There’s a chance that New York Jets rookie safety Jamal Adams struggles in 2017 and the reason would be through no fault of his own.When discussing football, only certain people stand out. When a football person, a fan who used to play the game discusses football, it’s easy to identify.
Instead of trendy news items or bold predictions, the football person understands the game to its core.
He, or she, as we should never forget about the greater half, understands that in the game of football, nothing is absolute.
Pro Football Focus very smartly places grades on individuals and they do it in a way that’s accurate and innovative. Fans then run with these grades and show their friends. But what PFF understands that the casual fan does not, is that these grades aren’t absolute. These grades could never truly represent an actual depiction of a player’s season.

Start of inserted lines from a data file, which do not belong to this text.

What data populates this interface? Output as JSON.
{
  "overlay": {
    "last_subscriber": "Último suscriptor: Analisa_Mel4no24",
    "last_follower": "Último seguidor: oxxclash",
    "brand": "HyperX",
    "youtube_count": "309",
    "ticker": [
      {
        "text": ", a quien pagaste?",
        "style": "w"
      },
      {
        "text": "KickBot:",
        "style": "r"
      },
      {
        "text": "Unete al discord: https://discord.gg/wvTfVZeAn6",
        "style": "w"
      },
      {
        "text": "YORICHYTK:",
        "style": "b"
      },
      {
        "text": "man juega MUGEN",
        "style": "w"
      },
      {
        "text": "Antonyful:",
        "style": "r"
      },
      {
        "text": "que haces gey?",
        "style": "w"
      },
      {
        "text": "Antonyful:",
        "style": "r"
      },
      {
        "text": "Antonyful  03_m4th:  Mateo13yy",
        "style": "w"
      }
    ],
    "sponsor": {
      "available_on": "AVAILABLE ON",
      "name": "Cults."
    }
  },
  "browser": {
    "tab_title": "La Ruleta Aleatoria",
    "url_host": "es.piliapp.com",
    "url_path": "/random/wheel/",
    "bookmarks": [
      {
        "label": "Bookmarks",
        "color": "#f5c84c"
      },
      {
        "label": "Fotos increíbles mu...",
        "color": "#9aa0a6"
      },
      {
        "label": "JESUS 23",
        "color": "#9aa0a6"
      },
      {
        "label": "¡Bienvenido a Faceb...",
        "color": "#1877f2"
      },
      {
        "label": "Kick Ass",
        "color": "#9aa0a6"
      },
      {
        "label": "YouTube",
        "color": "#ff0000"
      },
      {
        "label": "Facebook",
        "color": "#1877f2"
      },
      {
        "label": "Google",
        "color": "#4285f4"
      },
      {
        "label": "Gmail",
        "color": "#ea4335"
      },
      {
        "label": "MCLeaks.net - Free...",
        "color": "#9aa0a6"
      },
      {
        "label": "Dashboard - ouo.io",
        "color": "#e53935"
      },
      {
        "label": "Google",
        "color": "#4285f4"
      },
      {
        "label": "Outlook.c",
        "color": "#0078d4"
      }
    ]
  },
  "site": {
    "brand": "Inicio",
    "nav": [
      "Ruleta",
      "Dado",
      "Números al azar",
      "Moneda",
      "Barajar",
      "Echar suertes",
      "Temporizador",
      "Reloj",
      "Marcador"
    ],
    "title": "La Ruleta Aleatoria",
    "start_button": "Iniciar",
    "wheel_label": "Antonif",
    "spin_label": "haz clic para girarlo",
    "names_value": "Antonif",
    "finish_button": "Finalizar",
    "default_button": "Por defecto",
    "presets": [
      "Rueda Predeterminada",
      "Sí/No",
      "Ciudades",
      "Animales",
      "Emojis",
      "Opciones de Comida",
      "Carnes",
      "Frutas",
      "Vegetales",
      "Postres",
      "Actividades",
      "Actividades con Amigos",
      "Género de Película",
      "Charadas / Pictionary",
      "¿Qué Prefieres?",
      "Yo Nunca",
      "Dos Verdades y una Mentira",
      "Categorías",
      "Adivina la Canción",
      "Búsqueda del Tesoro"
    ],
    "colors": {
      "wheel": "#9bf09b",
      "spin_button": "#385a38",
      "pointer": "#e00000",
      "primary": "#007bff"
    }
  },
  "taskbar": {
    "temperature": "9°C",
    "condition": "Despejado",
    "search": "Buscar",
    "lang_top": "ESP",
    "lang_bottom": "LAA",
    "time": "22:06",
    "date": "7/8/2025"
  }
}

Football is the ultimate team game. Eleven-on-eleven, down after down, lends itself to the notion that it is the ultimate team game. Every ounce of action and movement affects everything else that happens on the field. So if a quarterback receives a certain grade with a terrible offensive line in front of him, just imagine what his grade could have been if he was afforded more time in the pocket.
Nothing is absolute in the game of football.
This is why, as painful as it may be for fans of the New York Jets, it’s extremely likely that rookie safety Jamal Adams could struggle over the course of his first season in the NFL.
Make no mistake about it: if he’s the real deal, we’ll know early on. He’ll be flying around the field showcasing that uncanny “nose for the ball” he showcased at LSU. He’ll be making and creating jaw-dropping plays.
At the same time, how is this kid supposed to flourish if his defense has very little at the corner and EDGE spots?
A unit in football, whether it comes via the offense, defense or special teams, is as only strong as its weakest unit. Plays, game plans, the entirety of how coaches choose personnel is based on the weakest link at times.
A season ago, head coach Todd Bowles put Jets fans through maddening times with some of his looks. Far too often, he’d deploy a nickel look (4 DL, 2 LB, 5 DB) against a three-receiver set during critical passing downs. This means he’d line up a linebacker or safety against a speedy tight end such as Travis Kelce or Jimmy Graham.
Obviously, we know what happened. New York’s pass defense would continually get burned and played through the season as a horrible unit.
Unlike most coaches who would toss out a dime look in pass situations (4 DL, 1 LB, 6 DB), Bowles rarely would.
In this example, in a 3rd-and-7 with KC showcasing three wideouts and Kelce, Bowles played nickel, meaning he left two linebackers out there to go along with five DBs:
On what planet does a smart defensive mind look to cover Kelce with a LB or safety in a passing situation?
Later in the same drive, Andy Reid came at the Jets with a 3 WR, 1 TE, 1 RB look on 1st-and-10. Bowles matched up in Nickel with Harris and Lee as the backers.
Why, though? Is he that stubborn and old-fashioned? Or, could it be that he just didn’t have confidence in Darron Lee as the only LB?
His sub-package look in a “must pass” situation against four weapons should have looked something like this:
See, that’s the thing. Perhaps he didn’t want to leave Lee out there as the only LB, fearing he couldn’t handle the entirety of the defense as the leader. Taking Lee out and leaving David Harris in would also be an issue considering Harris is one of the worst cover linebackers in the game.
Honestly, Bowles still would’ve been better off going dime on the occasions he should have, but there are always reasons for why a coach decides not to.
When it comes to the rook, Bowles may not be afforded the opportunity to allow him to fly around the box like he should.
We went over it a few weeks ago. Adams can literally do anything, but his top skill is that safety who sniffs around the box and plays the edge, acting as a heat-seeking missile against the ballcarrier.
How can Adams play out this spot so freely if the Jets corners aren’t doing the job on the outside?
As it stands right now, Morris Claiborne and Buster Skrine are the two starting corners. If one or two struggle in one-on-one situations mightily, that often-used Cover 3, single-high look with fellow rookie Marcus Maye deep and Adams in the box won’t be able to be used frequently. Instead, Bowles will be forced to play both Adams and Maye deep, making sure Claiborne and Skrine have help over the top.
How Adams plays out his rookie season isn’t completely up to him. He’ll be a part of an 11-man unit that’ll rely on each other for 60-plus plays every Sunday.
Nothing is absolute in football and especially on defense, as the unit is only as great as its weakest link.
If the Jets want Jamal Adams to bust out early and capture that NFL Defensive Rookie of the Year, they better hope one, two or three of their corners take a major step up and surprise.